Monday, December 5, 2016

"Diggstown" and "The Idolmaker"

James Woods as a con man.
Diggstown (1992).  "A hustler has to get out of town as quick as he can. A good con man...he doesn't have to leave town until he wants to." Those words of wisdom are uttered by Gabriel Caine (James Woods), who--as you may have guessed--is a pretty good con man. Still, he's made mistakes, such as employing an artist that used acrylic paint on 18th century landscape forgeries. That landed Gabe in a Georgia County prison where he hatches the grand con that comprises Diggstown.

The root of the con is a million-dollar wager with the villainous John Gillon (Bruce Dern) that "Honey" Roy Palmer, a little-known retired boxer, can defeat ten men in the boxing ring in a single day. Gabe and Gillon both work hard to outsmart each other. They bribe people, spy on the competition, and manipulate the rules. It's like a chess game played by two grand masters of the "art of the con." In the end, though, only one of them turns out to be a good con man.

Gossett, Jr. as Honey Roy.
A recent viewing of Diggstown reminded me that James Woods was one of the best actors of the 1980s. He could turn on the charm in lighthearted films like this, while also delivering first-rate dramatic performances in Once Upon a Time in America (1984), Salvador (1986), and My Name Is Bill W. (1989). Of course, Woods gets a great assist in Diggstown from Lou Gossett, Jr., who injects his own subtle brand of humor as "Honey" Roy, who trades barbs with his old pal Gabe.

Woods and Gossett, Jr. are the primary reasons to see Diggstown, although this caper film also has an easygoing appeal in its favor. There is one misstep in the film's tone (an unnecessary death), but the script somehow manages to get back on track before the climax. The ending, which features a nifty little twist, will leave you with a smile on your face.

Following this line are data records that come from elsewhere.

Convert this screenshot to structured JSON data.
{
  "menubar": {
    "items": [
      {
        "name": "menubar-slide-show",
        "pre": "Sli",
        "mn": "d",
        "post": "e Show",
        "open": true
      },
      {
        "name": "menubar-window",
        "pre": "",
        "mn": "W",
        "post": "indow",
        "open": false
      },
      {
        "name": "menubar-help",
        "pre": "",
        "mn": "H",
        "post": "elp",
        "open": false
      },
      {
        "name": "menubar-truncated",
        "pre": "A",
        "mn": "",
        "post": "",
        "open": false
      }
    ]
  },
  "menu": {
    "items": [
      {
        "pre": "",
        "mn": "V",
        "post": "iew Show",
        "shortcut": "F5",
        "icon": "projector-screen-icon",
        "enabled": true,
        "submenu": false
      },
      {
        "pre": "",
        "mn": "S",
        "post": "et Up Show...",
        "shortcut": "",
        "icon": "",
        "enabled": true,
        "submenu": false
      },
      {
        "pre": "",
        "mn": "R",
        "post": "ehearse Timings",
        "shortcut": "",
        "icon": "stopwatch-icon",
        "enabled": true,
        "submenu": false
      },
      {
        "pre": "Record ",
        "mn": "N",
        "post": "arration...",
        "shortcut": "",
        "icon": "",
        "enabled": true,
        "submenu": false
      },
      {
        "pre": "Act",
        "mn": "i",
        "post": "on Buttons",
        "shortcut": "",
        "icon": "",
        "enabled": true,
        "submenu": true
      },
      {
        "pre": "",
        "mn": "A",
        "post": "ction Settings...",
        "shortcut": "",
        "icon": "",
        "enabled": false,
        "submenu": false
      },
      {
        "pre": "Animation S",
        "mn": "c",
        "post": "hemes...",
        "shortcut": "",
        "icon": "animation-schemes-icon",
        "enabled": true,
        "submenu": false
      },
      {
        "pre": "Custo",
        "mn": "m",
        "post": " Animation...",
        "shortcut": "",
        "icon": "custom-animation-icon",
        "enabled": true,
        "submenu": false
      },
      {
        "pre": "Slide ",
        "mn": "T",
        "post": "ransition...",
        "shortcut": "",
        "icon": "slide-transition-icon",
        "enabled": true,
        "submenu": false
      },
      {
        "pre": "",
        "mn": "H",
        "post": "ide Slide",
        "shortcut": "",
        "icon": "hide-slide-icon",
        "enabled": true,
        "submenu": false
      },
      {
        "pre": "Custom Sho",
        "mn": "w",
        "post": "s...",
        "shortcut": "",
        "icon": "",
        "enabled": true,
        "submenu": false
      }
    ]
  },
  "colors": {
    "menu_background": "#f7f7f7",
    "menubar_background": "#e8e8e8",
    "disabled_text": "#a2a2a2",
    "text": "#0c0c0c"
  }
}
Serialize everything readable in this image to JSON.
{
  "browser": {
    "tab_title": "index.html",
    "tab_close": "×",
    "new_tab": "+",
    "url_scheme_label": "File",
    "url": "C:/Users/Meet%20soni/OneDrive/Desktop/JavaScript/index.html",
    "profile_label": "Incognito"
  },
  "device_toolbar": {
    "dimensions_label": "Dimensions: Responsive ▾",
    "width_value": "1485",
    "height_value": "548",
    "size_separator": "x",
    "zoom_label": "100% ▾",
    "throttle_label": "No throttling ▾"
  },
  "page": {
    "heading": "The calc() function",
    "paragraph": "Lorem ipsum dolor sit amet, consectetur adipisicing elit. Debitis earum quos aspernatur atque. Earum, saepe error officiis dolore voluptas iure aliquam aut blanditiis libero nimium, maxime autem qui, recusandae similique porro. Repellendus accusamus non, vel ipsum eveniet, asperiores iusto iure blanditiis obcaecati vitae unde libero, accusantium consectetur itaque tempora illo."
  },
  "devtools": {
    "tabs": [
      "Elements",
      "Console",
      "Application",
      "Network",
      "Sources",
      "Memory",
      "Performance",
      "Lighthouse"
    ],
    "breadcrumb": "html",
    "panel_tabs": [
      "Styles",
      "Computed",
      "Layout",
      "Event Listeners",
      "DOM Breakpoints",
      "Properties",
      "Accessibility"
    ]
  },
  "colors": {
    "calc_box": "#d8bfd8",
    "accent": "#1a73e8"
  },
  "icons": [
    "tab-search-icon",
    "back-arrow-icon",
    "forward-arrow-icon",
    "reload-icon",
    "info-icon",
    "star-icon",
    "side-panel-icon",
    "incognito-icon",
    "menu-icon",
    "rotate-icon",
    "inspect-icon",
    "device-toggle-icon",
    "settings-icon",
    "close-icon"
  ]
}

Ray Sharkey in the title role.
The Idolmaker (1980). This little-known sleeper starred Ray Sharkey, in what should have been a star-making performance, as a hard-working music producer who transforms two young singers into pop music idols in the 1960s. If the story sounds familiar, then that's because The Idolmaker was based on the life of Robert Marcucci, the man behind the success of singers Frankie Avalon and Fabian.

Marcucci gets a credit as "technical advisor," although his imprint is all over this slightly fictionalized biography. Part of the fun is figuring out which character represents what real-life person. Sax player Tommy Dee is obviously based on trumpet player Frankie Avalon. The perfectly-coifed Caesare is Fabian. Magazine writer Brenda Roberts is Rona Barrett and the hard-charging Vincent Vacarri is Marcucci.

Peter Gallagher as Caesare.
I'm a sucker for music biographies set in the rock 'n' roll era, whether fact-based (the excellent Buddy Holly Story) or fictionalized (the underrated Grace of My Heart). The Idolmaker is not as good as either of those movies, but it's still a diverting story about an ingratiating hustler who creates stars because he doesn't think he's got the talent to be one. One of the film's best scenes has Vacarri singing and dancing in the wings, in perfect unison with his pop idol performing on the stage.

Sadly, The Idolmaker didn't open many doors for the talented Ray Sharkey. He battled drug addiction through much of his career and died in 1993 at age 40 from complications due to AIDS. His best post-Idolmaker performance was as gangster Sonny Steelgrave in the excellent first season of the 1987-90 TV series Wiseguy.


  1. Sharkey is so good as Sonny Steelgrave in Wiseguy, that I thought they killed off the wrong character. Even though the show would go on to be entertaining, it was never as good as the opening Steelgrave story.

    1. That was a great story arc and the best one during WISEGUY's run. The Mel Proffit arc was next best and the first time I remember seeing Kevin Spacey.

  2. I was thrilled to see you commented on THE IFOLMAKER, Rick! I love it snd have seen it many times slthough not in a few years. Wonderful performance by Sharkey. WOW - now I want to see it again. I have it on DVD, but in 4:3, which is the only ratio I found it in way back when. Thanks for this!


    1. Sharkey is terrific (and sings pretty well, too). I also love the recreations of the musical performances from the time period.

  3. Sounds like great performances in both films.

    Sad to hear about Ray Sharkey's tragic end.

  4. The Idolmaker is one of my favorites: Ray Sharkey is most definitely missed. Thanks for bringing attention to it, and to James Wood's good work in Diggstown.

  5. And Joe Pantoliano makes an appearance here....and as Bob Keene in LA BAMBA....and as Perry Parker in THE IN CROWD...guess he just had the look of 50s /60s music men...